• _Exercise data_:
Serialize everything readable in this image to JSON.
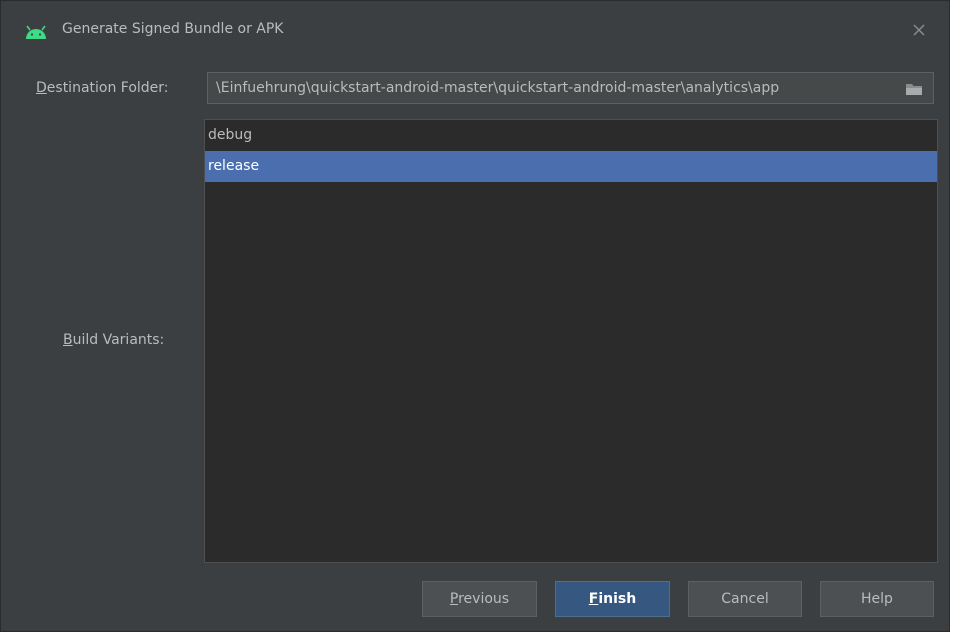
{
  "window": {
    "title": "Generate Signed Bundle or APK",
    "icon": "android-icon",
    "close_icon": "close-icon"
  },
  "destination": {
    "label_mnemonic": "D",
    "label_rest": "estination Folder:",
    "value": "\\Einfuehrung\\quickstart-android-master\\quickstart-android-master\\analytics\\app",
    "icon": "folder-icon"
  },
  "build_variants": {
    "label_mnemonic": "B",
    "label_rest": "uild Variants:",
    "items": [
      {
        "label": "debug",
        "selected": false
      },
      {
        "label": "release",
        "selected": true
      }
    ]
  },
  "buttons": {
    "previous": {
      "mnemonic": "P",
      "rest": "revious"
    },
    "finish": {
      "mnemonic": "F",
      "rest": "inish"
    },
    "cancel": {
      "label": "Cancel"
    },
    "help": {
      "label": "Help"
    }
  },
  "colors": {
    "background": "#3c3f41",
    "list_background": "#2b2b2b",
    "selection": "#4b6eaf",
    "primary_button": "#365880",
    "android_green": "#3ddc84"
  }
}
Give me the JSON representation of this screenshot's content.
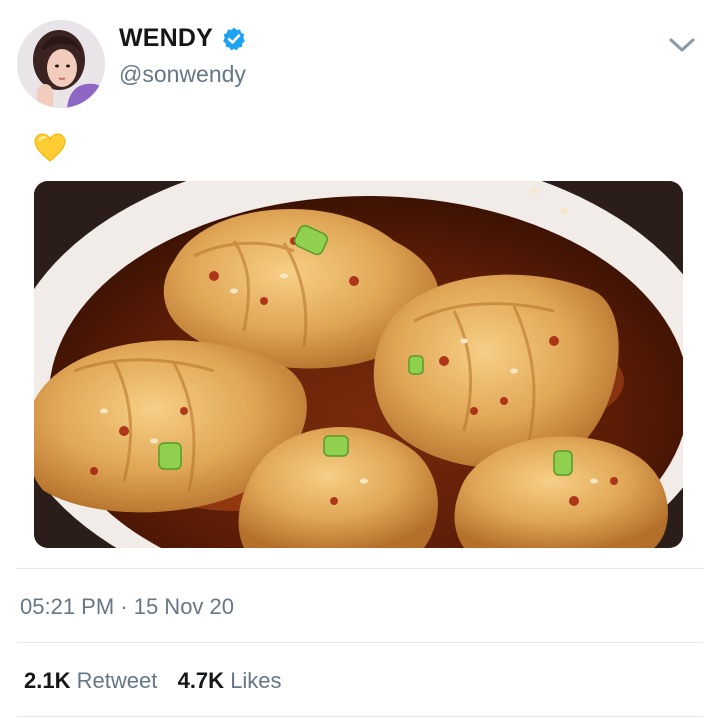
{
  "tweet": {
    "author": {
      "display_name": "WENDY",
      "handle": "@sonwendy",
      "verified": true
    },
    "text_emoji": "yellow-heart-icon",
    "media": {
      "subject": "dumplings in chili oil"
    },
    "timestamp": "05:21 PM · 15 Nov 20",
    "stats": {
      "retweets_count": "2.1K",
      "retweets_label": "Retweet",
      "likes_count": "4.7K",
      "likes_label": "Likes"
    }
  },
  "colors": {
    "verified_blue": "#1da1f2",
    "secondary_text": "#657786",
    "divider": "#e1e8ed",
    "heart_yellow": "#ffcc33"
  }
}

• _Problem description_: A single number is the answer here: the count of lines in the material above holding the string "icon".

• _Output_: 4